### Your objective
An image-free, word-for-word version of the records below is to be returned.
==============================
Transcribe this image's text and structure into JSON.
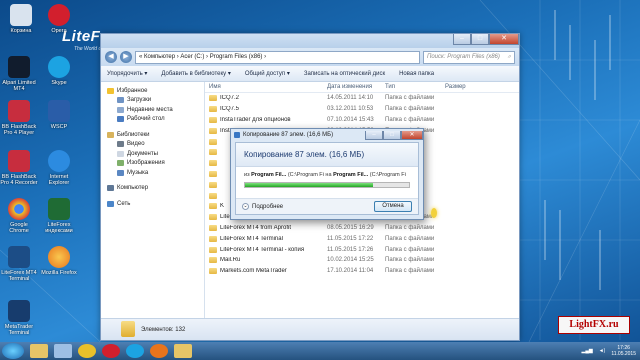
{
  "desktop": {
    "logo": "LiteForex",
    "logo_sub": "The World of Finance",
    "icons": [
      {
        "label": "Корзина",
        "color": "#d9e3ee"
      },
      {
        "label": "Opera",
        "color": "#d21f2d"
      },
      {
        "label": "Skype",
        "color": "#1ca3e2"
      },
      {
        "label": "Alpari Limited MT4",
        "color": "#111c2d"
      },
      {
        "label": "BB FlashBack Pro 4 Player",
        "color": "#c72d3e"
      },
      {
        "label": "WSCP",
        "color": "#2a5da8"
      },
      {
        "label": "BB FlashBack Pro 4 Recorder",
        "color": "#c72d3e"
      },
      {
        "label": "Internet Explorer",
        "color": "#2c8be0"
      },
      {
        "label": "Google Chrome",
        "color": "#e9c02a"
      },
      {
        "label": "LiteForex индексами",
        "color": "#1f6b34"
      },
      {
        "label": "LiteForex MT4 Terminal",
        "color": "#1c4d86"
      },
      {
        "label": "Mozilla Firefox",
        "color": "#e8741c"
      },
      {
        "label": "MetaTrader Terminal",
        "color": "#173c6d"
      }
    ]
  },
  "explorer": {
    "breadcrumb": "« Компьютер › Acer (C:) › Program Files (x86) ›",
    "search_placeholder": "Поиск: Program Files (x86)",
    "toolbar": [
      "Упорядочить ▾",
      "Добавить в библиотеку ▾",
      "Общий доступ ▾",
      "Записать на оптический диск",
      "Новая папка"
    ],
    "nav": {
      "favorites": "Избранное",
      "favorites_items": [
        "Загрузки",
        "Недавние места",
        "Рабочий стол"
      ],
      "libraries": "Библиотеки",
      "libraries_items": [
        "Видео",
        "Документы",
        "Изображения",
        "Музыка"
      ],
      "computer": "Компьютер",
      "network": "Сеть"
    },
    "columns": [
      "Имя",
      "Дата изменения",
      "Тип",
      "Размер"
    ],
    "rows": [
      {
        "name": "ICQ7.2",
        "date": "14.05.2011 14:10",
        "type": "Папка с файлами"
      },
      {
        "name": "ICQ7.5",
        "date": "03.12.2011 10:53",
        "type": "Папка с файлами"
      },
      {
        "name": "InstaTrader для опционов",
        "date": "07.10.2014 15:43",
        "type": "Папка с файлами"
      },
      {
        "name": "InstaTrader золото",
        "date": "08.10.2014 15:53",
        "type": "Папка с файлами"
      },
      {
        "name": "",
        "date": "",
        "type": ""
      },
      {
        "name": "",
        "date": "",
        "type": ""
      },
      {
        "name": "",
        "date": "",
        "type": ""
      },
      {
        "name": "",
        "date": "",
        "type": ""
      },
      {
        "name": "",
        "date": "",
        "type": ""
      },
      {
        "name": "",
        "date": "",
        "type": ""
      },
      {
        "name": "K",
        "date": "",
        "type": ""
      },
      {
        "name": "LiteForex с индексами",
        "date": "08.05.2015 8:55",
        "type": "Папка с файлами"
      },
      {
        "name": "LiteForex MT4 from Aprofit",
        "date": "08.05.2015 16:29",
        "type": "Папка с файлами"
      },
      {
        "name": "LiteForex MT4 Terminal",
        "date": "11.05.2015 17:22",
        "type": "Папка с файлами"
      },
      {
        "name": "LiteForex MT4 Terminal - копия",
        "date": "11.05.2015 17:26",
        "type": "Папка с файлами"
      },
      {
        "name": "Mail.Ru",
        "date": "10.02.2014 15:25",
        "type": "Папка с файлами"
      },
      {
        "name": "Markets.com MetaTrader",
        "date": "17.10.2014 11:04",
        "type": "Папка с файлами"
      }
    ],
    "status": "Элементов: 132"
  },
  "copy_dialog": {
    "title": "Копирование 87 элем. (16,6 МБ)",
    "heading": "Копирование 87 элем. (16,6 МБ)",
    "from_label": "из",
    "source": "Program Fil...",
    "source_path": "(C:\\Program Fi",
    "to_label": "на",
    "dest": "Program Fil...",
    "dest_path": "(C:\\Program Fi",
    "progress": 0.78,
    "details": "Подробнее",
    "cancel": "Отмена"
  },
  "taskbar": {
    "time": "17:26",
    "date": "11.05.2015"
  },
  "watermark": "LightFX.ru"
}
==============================
### Result of the exercise
Transcribe this image's text and structure into JSON.
{
  "desktop": {
    "logo": "LiteForex",
    "logo_sub": "The World of Finance",
    "icons": [
      {
        "label": "Корзина",
        "color": "#d9e3ee"
      },
      {
        "label": "Opera",
        "color": "#d21f2d"
      },
      {
        "label": "Skype",
        "color": "#1ca3e2"
      },
      {
        "label": "Alpari Limited MT4",
        "color": "#111c2d"
      },
      {
        "label": "BB FlashBack Pro 4 Player",
        "color": "#c72d3e"
      },
      {
        "label": "WSCP",
        "color": "#2a5da8"
      },
      {
        "label": "BB FlashBack Pro 4 Recorder",
        "color": "#c72d3e"
      },
      {
        "label": "Internet Explorer",
        "color": "#2c8be0"
      },
      {
        "label": "Google Chrome",
        "color": "#e9c02a"
      },
      {
        "label": "LiteForex индексами",
        "color": "#1f6b34"
      },
      {
        "label": "LiteForex MT4 Terminal",
        "color": "#1c4d86"
      },
      {
        "label": "Mozilla Firefox",
        "color": "#e8741c"
      },
      {
        "label": "MetaTrader Terminal",
        "color": "#173c6d"
      }
    ]
  },
  "explorer": {
    "breadcrumb": "« Компьютер › Acer (C:) › Program Files (x86) ›",
    "search_placeholder": "Поиск: Program Files (x86)",
    "toolbar": [
      "Упорядочить ▾",
      "Добавить в библиотеку ▾",
      "Общий доступ ▾",
      "Записать на оптический диск",
      "Новая папка"
    ],
    "nav": {
      "favorites": "Избранное",
      "favorites_items": [
        "Загрузки",
        "Недавние места",
        "Рабочий стол"
      ],
      "libraries": "Библиотеки",
      "libraries_items": [
        "Видео",
        "Документы",
        "Изображения",
        "Музыка"
      ],
      "computer": "Компьютер",
      "network": "Сеть"
    },
    "columns": [
      "Имя",
      "Дата изменения",
      "Тип",
      "Размер"
    ],
    "rows": [
      {
        "name": "ICQ7.2",
        "date": "14.05.2011 14:10",
        "type": "Папка с файлами"
      },
      {
        "name": "ICQ7.5",
        "date": "03.12.2011 10:53",
        "type": "Папка с файлами"
      },
      {
        "name": "InstaTrader для опционов",
        "date": "07.10.2014 15:43",
        "type": "Папка с файлами"
      },
      {
        "name": "InstaTrader золото",
        "date": "08.10.2014 15:53",
        "type": "Папка с файлами"
      },
      {
        "name": "",
        "date": "",
        "type": ""
      },
      {
        "name": "",
        "date": "",
        "type": ""
      },
      {
        "name": "",
        "date": "",
        "type": ""
      },
      {
        "name": "",
        "date": "",
        "type": ""
      },
      {
        "name": "",
        "date": "",
        "type": ""
      },
      {
        "name": "",
        "date": "",
        "type": ""
      },
      {
        "name": "K",
        "date": "",
        "type": ""
      },
      {
        "name": "LiteForex с индексами",
        "date": "08.05.2015 8:55",
        "type": "Папка с файлами"
      },
      {
        "name": "LiteForex MT4 from Aprofit",
        "date": "08.05.2015 16:29",
        "type": "Папка с файлами"
      },
      {
        "name": "LiteForex MT4 Terminal",
        "date": "11.05.2015 17:22",
        "type": "Папка с файлами"
      },
      {
        "name": "LiteForex MT4 Terminal - копия",
        "date": "11.05.2015 17:26",
        "type": "Папка с файлами"
      },
      {
        "name": "Mail.Ru",
        "date": "10.02.2014 15:25",
        "type": "Папка с файлами"
      },
      {
        "name": "Markets.com MetaTrader",
        "date": "17.10.2014 11:04",
        "type": "Папка с файлами"
      }
    ],
    "status": "Элементов: 132"
  },
  "copy_dialog": {
    "title": "Копирование 87 элем. (16,6 МБ)",
    "heading": "Копирование 87 элем. (16,6 МБ)",
    "from_label": "из",
    "source": "Program Fil...",
    "source_path": "(C:\\Program Fi",
    "to_label": "на",
    "dest": "Program Fil...",
    "dest_path": "(C:\\Program Fi",
    "progress": 0.78,
    "details": "Подробнее",
    "cancel": "Отмена"
  },
  "taskbar": {
    "time": "17:26",
    "date": "11.05.2015"
  },
  "watermark": "LightFX.ru"
}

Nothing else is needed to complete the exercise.